Sislej Xhafa, Rocket Ship, 2011, wheelbarrow, blue light strings 60 x 150 x 65 cm
Sislej Xhafa, Rocket Ship, 2011, wheelbarrow, blue light strings 60 x 150 x 65 cm

Blain/Southern

4 Hanover SquareLondon W1S 1BP

UK

http://www.blainsouthern.com

Participating artists include Austrian Valentin Ruhry as well as David Batchelor, Jota Castro, Marcel Duchamp, Jimmie Durham, Piero Golia, Martin Kersels, Robert Kusmirowski, Olaf Nicolai, Nasan Tur and Sislej Xhafa

Curated by Mario Codognato

The exhibition examines the ways in which artists today continue to respond to the activation of memory and the phenomenon of ‘haunting’ so present in the unique and progressive art of Duchamp during the early twentieth century.

Taken from an age-old French proverb, ‘Tell me whom you haunt and I will tell you who you are’, the show’s title refers to the idea that found or ‘readymade’ objects relinquish their previous signification and assume a shifting identity whenever recontextualised; they cease to be one thing in order to become another. In this sense, David Batchelor, Jota Castro, Jimmie Durham, Piero Golia, Martin Kersels, Robert Kusmirowski, Olaf Nicolai, Valentin Ruhry, Nasan Tur and Sislej Xhafa could all be seen, much like Duchamp, to be creating contexts for the ‘haunting’ of objects through their practice. Furthermore, their artworks take on the role of post-structuralist memory-objects, where meaning can extend beyond the personal significance of these objects for the artists, into a realm where the viewer’s own recollections or associations are triggered, positing the potential for a rich web of personal readings.
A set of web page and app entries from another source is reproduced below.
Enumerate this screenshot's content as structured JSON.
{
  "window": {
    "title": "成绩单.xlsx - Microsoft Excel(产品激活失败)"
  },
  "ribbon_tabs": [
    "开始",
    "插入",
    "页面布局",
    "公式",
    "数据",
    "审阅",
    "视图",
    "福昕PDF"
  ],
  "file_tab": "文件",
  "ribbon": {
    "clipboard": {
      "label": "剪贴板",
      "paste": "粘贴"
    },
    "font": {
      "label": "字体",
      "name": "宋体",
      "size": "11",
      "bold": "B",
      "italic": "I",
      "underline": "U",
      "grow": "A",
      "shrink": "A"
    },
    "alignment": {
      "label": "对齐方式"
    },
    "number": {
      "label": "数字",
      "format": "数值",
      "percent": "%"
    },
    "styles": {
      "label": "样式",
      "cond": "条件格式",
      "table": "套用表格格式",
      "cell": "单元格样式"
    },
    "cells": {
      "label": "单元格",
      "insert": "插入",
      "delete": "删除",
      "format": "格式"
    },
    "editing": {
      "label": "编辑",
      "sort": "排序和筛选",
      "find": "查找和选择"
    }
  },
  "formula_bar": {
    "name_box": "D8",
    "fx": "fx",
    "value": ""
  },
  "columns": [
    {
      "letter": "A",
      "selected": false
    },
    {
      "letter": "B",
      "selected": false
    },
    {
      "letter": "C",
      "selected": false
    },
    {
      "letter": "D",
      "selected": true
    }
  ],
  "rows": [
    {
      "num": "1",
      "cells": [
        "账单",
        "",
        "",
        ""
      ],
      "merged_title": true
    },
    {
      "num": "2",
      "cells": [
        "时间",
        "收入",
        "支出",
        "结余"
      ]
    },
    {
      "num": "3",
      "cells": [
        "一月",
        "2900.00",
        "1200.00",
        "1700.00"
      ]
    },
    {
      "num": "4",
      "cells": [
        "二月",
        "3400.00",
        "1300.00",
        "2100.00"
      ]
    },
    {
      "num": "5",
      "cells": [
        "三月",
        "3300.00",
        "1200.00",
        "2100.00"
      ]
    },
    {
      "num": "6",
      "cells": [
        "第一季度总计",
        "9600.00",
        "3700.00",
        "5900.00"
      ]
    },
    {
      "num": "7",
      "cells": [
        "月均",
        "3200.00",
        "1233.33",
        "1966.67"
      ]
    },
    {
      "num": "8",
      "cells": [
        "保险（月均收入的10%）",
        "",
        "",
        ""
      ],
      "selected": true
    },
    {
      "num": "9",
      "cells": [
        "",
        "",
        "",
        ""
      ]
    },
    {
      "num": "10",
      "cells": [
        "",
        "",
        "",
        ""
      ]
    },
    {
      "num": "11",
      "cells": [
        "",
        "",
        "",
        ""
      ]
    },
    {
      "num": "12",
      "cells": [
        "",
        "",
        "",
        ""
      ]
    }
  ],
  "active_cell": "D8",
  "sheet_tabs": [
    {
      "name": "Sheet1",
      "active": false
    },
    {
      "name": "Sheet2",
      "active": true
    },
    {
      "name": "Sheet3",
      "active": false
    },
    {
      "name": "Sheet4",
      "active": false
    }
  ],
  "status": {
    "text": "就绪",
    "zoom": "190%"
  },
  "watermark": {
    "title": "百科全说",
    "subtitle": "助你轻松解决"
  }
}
Mario Codognato, Head Curator and Director of Exhibitions at Blain|Southern states:“Objects often have a multiplicity of meanings, dependent upon each individual’s experience of them. This exhibition seeks to explore the alternative meaning(s) bestowed upon objects through their placement in the gallery space, within which seemingly ordinary objects can be redefined as art.”

Valentin Ruhry will be presenting a site-specific installation that responds to this concept of the readymade and memory, as an old stepladder is wall-mounted and united with a single light bulb to continue the artist’s ongoing interest in the chandelier form. Piero Golia will also reference past works, in particular his sculpture Bus (untitled) (2008),where he crushed an entire bus and presented the mangled form at ART LA. Here, the artist will present the axle from this bus, which is in fact not crushable, cutting it into four pieces of varying length and signing these, thus reappropriating this piece of functional machinery and referencing the memory of a performative act.

Ultimately, every artist in the exhibition engages with the phenomena of ‘haunting’ and the manifestation of memory, or the renewed construction of narratives and their shifting significations. Each object is permeated with a personal and historical significance for each artist, and also, perhaps, for the viewer, demonstrating the interconnectedness of identity and remembrance, and the fluid or malleable nature of meaning.